That's what's happening along Chemin des Chalets, a popular spot along the coast for cottages.

Once protected by a sand dune, Dorian hit that part of the islands perhaps the hardest.

Many cottages were ripped off their moorings and tossed along the road. Others were completely destroyed.

Some residents left late in the night, Bourgeois said, water already up to their waists.

"Sometimes adapting means stopping the fight, abandoning the fight," he said. "We can't protect everything. We need to make choices, change habits."

Others, like Jacques Solomon, know the risks and take them anyway.

For decades, Solomon has had a cottage along the coast in Bassin on Île du Havre Aubert.

He admits it's a gamble.

"In 30 years, I've lost 75 feet of land," said Solomon, standing near the edge of his property, which abruptly drops to a beach below.

"Probably, in 50 years, I will have to quit — but I won't be here anymore. I know this, it's how it goes with the sea."

A few years ago, Solomon paid to have his cottage moved about 10 metres inland. He recently built another home behind the cottage and moved in there full time.

Every few years, he moves his small wooden fence farther back from the coast, before it falls victim to erosion and into the sea below.

"I know when I bought this five years ago, my new home, that it would be for me. But I can't leave it to my children. In 30 years, I think maybe, the sea will be there."

Why stay?

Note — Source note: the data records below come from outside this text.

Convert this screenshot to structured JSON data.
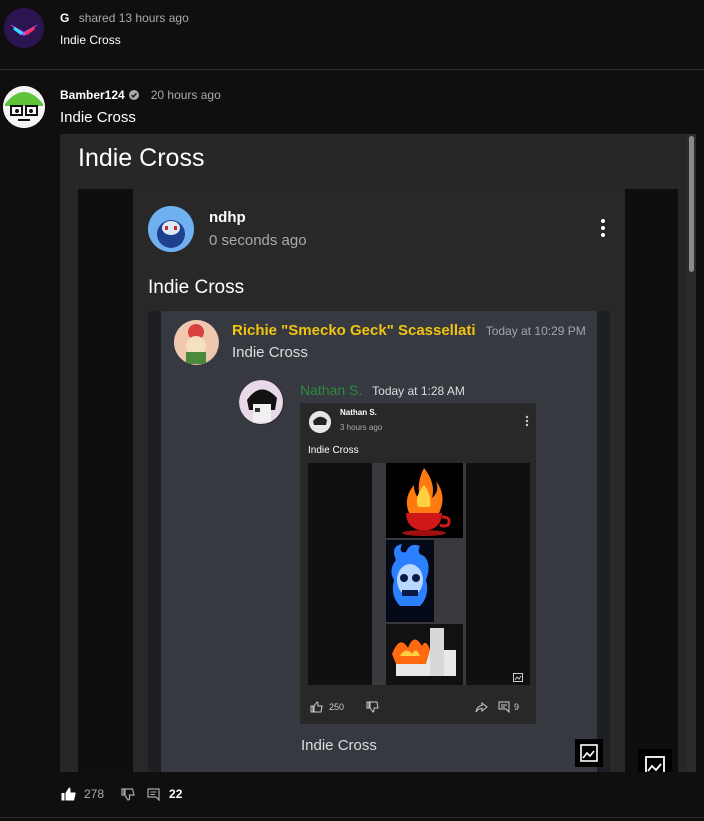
{
  "share": {
    "user": "G",
    "meta": "shared 13 hours ago",
    "text": "Indie Cross"
  },
  "post": {
    "user": "Bamber124",
    "time": "20 hours ago",
    "text": "Indie Cross",
    "likes": "278",
    "comments": "22"
  },
  "embed1": {
    "title": "Indie Cross",
    "user": "ndhp",
    "time": "0 seconds ago",
    "text": "Indie Cross",
    "bottom_text": "Indie Cross"
  },
  "discord": {
    "user1": "Richie \"Smecko Geck\" Scassellati",
    "time1": "Today at 10:29 PM",
    "msg1": "Indie Cross",
    "user2": "Nathan S.",
    "time2": "Today at 1:28 AM"
  },
  "inner_post": {
    "user": "Nathan S.",
    "time": "3 hours ago",
    "text": "Indie Cross",
    "likes": "250",
    "comments": "9"
  },
  "colors": {
    "bg": "#0f0f0f",
    "card": "#272727",
    "discord_bg": "#36393f",
    "discord_name1": "#f1c40f",
    "discord_name2": "#2e8b3e"
  }
}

Despite the challenges, the allure of the Magdalen Islands remains strong.

Many residents born there go away for university. But the pull of the sea, fresh air and beautiful landscapes lures them back.

"We have a beautiful island. It's called the jewel of the province of Quebec — but sometimes the jewel comes with a price," said Clark. "In the summertime, I don't see any other place better to live than here."

Most residents echo that statement.

"Yes, the islands are disappearing and yes, it costs money. But it's also about the occupation of Quebec territory," said Bourgeois.

"The Magdalen Islands are part of Quebec's territory, in the heart of the Gulf of St. Lawrence. I think that's important."

Solomon agrees.

"We stay in the Magdalen Islands because we love the place. We stay near the sea because it's attractive. But we have to pay for it," he said.

The uncertainty of the future is worrying though, especially for families who have called the islands home for generations.

"We don't know how long, with the climate change, it'll take for the roads to really erode badly — worse than what they are now," said Clark.

"I don't know what the future holds for us. But hopefully my grandchildren and great-grandchildren will be able to stay here on the island."